Work to complete: Determine how many lines below contain the word "items", then state only that figure.

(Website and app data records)
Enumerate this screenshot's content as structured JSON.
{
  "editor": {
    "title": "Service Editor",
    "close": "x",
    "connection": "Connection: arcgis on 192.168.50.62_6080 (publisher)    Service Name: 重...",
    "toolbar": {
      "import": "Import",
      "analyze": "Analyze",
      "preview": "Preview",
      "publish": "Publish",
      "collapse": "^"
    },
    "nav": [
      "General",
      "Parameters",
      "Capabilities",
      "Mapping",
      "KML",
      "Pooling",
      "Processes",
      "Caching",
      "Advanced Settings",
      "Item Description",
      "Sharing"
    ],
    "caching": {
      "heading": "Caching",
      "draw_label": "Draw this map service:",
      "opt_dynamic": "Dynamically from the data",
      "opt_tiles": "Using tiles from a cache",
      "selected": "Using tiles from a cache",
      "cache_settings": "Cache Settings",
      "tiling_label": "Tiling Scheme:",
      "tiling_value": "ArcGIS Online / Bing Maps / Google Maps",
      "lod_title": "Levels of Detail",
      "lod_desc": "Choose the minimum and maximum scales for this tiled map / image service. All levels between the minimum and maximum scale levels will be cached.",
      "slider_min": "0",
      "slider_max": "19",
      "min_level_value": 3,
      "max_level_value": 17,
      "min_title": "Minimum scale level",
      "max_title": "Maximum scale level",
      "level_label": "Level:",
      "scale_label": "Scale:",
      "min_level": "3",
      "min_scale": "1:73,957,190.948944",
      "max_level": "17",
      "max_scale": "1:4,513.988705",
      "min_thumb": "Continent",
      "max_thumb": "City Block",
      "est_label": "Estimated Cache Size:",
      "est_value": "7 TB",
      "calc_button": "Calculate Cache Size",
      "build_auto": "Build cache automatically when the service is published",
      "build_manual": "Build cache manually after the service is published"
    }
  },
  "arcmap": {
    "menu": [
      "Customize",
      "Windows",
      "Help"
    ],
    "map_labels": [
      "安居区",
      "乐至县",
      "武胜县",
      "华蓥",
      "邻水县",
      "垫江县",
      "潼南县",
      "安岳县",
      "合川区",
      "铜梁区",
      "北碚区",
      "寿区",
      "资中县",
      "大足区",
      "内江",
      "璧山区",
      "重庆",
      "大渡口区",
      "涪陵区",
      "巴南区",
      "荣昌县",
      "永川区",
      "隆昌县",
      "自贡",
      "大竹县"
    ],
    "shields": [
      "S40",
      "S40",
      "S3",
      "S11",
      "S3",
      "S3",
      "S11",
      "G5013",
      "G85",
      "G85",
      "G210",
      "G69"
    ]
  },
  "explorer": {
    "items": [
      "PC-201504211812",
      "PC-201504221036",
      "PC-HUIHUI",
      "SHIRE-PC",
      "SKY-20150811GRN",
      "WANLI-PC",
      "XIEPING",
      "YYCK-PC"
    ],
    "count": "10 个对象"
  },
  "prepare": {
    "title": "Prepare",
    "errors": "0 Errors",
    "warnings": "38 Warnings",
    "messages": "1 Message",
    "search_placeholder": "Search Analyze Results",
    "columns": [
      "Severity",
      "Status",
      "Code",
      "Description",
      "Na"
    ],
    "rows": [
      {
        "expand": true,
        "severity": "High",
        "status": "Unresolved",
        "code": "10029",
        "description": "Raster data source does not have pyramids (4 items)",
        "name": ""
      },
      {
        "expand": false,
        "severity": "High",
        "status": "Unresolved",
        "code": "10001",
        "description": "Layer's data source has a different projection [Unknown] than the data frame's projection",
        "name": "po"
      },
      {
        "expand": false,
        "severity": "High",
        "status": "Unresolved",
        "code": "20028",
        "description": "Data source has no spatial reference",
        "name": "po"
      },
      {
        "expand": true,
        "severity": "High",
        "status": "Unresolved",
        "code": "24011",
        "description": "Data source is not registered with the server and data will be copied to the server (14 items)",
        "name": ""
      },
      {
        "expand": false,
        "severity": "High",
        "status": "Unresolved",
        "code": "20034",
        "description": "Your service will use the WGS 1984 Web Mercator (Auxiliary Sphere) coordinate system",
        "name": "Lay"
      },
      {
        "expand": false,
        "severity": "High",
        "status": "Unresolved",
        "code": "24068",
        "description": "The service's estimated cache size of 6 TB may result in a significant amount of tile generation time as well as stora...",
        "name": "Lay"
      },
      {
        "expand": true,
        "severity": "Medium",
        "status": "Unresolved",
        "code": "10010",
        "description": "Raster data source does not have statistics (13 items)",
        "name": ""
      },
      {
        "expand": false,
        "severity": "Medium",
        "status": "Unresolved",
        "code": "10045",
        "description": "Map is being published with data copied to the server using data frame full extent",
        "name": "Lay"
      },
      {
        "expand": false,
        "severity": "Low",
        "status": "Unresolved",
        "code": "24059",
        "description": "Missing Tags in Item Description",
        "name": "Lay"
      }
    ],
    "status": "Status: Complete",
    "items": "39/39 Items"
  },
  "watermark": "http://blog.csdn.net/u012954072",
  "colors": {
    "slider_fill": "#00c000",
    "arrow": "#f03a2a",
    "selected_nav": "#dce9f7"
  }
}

Answer to this task: 5